Were you following a specific recipe? Tahini varies a lot in texture too, so if that’s too thick you might need a splash of ice water to help it along


Yes they do. Was using the same brand when trying my vitamix to make hummus the first time. I imaging the addition of more bean cooking liquid would have helped


Adding the still warm bean liquid definitely helps, but when i make hummus with canned beans i’ve used ice water (something i read at one point, literally water from a glass with lots of ice) which helps bring it together.
It’s overall an unpredictable process, a lot of taste/adjust as you go. Also for a tasty restaurant style hummus it takes a lot of tahini (some recipes really skimp on the tahini) and sometimes an extra squeeze of lemon to brighten it up


I’m looking for a completely smooth texture, and I have never been able to achieve that with the food processor.

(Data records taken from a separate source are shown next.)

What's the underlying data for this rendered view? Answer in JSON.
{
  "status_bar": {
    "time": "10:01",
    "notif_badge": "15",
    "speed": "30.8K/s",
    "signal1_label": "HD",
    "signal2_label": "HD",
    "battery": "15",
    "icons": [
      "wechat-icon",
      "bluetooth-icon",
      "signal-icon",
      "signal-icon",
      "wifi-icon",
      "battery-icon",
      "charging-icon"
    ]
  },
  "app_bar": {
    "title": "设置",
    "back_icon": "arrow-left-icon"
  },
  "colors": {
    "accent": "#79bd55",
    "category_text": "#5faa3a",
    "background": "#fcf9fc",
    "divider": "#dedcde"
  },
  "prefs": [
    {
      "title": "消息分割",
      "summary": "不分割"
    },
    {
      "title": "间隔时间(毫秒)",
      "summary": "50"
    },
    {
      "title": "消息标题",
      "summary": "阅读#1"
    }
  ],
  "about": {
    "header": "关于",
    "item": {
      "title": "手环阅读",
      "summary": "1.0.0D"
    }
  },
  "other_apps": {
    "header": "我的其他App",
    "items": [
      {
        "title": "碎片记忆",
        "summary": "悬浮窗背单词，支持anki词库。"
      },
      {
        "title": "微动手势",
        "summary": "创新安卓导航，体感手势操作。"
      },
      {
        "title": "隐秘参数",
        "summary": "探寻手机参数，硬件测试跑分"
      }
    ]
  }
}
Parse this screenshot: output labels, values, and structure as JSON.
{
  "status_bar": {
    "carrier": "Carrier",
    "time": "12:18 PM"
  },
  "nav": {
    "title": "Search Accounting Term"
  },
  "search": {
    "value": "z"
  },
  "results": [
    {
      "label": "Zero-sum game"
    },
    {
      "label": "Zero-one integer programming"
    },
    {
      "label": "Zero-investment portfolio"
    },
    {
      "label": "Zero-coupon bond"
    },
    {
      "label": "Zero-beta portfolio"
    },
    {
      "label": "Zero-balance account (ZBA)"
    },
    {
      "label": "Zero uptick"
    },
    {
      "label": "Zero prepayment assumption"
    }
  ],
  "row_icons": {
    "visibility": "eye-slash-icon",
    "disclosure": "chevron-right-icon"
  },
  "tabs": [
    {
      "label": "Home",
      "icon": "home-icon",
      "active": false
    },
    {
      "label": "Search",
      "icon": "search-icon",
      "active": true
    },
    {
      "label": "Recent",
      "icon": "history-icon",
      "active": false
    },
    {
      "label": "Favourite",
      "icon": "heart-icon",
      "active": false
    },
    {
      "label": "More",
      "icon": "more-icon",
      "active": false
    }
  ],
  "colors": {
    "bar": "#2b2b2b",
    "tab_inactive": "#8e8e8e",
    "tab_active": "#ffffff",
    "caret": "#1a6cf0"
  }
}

Mine is never quite as smooth as, say, softly whipped whipped cream (which I"m not sure I’d like, anyway), but I get it as smooth as the smoothest restaurant versions I’ve had by removing the skins and then letting the FP for a fairly extended period after adding the other ingredients (mostly tahini, but also a little olive oil and lemon juice) after I’ve chopped the chickpeas fairly small to start with.


I took off the skins once. It took me an hour.


If you use the Dizengoff method and add baking soda to the soaking and cooking water, you’ll able to get a very smooth texture. I used to peel the chickpeas. Now I don’t have to.


I’ve tried that, but I don’t really know how to calculate the proper amount. I don’t like the baking soda taste in the hummus. I never tried the Dizengoff version–when I’m in New York, I go for Chinese dumplings, not hummus–but I have had other Israeli versions I did not much like.


1 tsp per cup of dried chickpeas in the soaking water, and a 2nd tsp in the cooking water. You probably will taste it, even if you rinse, as I do. This is the recipe I started with:

I now use 3/4 tsp salt and 2 cloves of garlic. And yeah, there’s no real reason to buy hummus at a restaurant, as far as I’m concerned. It doesn’t require a hell of a lot of skill (or time, or hard-to-find ingredients) to make.